Over the past couple of decades, our society has become ever more dependent on software and the Internet. This evolution, unfortunately, has also increased the number and value of targets. The Internet knows no borders; neither does cyber crime, including cyber espionage. As long as the industry continues to produce insecure software, the consumer will be forced to bear the financial burden of securing critical data and systems. Not surprisingly, cyber crime has thrived in this environment, and losses incurred due to cyber crime continue to increase almost unabated; at present, they are estimated to be in the billions of dollars per year. Without a doubt, a considerable portion of these losses is linked directly to the never-ending stream of new vulnerabilities discovered within software, regardless of a vendor’s experience, size, and presumed capabilities.
This places a researcher that finds new vulnerabilities in an exclusive and rather powerful position with respect to the security of society. Currently, the researcher has three primary options regarding disclosure of vulnerabilities found:
It is worrying that the security of a critical component of our society and economy is so heavily reliant on
Experience has shown that traditional approaches based upon "more of the same" do not deliver better overall security. It is time to think outside of the box. Consider the following:
What would be the effect of offering
I ran the numbers for this exercise, and the results are as intriguing as they are surprising, published in the paper International Vulnerability Purchase Program (IVPP).

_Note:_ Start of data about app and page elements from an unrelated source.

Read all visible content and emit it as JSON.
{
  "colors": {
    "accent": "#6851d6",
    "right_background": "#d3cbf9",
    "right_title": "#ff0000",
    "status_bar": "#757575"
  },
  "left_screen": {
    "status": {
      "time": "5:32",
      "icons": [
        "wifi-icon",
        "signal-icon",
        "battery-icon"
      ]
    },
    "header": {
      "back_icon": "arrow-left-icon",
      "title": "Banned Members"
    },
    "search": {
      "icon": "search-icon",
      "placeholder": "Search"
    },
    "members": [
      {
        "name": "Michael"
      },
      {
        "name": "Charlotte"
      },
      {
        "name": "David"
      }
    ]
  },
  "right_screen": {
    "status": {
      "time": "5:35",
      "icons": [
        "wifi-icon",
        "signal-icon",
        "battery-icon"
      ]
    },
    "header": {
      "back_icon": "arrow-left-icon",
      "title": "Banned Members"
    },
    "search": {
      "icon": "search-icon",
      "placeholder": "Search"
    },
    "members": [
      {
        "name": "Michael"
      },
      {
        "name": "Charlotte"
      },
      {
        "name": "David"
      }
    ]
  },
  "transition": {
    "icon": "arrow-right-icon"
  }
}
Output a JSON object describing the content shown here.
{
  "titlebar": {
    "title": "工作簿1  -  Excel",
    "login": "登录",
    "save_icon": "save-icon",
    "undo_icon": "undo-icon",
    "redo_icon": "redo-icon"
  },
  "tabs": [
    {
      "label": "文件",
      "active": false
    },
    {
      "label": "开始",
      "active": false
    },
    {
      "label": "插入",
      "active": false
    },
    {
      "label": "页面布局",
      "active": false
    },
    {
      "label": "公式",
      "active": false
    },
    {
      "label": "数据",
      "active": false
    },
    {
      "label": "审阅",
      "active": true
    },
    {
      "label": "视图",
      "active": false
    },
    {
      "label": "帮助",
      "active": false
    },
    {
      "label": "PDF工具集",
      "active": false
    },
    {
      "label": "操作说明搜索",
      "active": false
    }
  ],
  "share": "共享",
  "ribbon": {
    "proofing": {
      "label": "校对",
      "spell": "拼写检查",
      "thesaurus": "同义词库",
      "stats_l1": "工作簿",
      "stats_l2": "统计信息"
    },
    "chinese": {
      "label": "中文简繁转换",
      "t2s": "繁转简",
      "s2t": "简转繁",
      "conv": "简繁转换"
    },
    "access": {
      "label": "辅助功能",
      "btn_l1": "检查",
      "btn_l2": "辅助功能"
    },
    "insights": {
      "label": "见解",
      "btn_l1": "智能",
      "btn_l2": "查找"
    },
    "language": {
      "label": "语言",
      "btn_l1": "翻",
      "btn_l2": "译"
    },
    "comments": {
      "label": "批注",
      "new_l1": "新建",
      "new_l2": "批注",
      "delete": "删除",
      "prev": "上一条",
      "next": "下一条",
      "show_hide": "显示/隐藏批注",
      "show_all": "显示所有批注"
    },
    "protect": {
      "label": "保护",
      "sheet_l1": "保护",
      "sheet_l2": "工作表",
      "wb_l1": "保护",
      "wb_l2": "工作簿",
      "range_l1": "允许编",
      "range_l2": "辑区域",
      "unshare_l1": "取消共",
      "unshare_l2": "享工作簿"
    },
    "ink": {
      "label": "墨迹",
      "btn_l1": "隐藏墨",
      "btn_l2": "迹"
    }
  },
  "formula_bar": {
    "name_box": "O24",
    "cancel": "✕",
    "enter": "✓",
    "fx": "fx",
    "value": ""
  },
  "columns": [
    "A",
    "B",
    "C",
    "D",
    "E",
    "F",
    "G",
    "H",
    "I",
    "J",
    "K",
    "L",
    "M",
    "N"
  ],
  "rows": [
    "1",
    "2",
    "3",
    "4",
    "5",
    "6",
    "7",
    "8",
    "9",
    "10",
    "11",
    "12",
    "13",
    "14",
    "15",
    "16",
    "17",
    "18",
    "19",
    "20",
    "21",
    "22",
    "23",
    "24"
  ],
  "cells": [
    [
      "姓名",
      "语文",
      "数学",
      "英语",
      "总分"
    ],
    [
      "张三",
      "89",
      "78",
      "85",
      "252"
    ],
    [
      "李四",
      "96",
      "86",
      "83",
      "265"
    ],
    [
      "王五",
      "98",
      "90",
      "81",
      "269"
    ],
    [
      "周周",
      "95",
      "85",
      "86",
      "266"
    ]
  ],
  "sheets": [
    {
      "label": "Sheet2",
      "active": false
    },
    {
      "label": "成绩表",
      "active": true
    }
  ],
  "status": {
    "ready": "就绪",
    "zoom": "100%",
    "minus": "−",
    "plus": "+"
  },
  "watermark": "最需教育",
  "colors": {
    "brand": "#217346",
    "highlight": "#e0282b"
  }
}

If you are ready to think out of the box, read the paper, or calculate the cost based on your price model. Or, you can continue to do more of the same – but don’t expect much change.
What is the cost of doing nothing?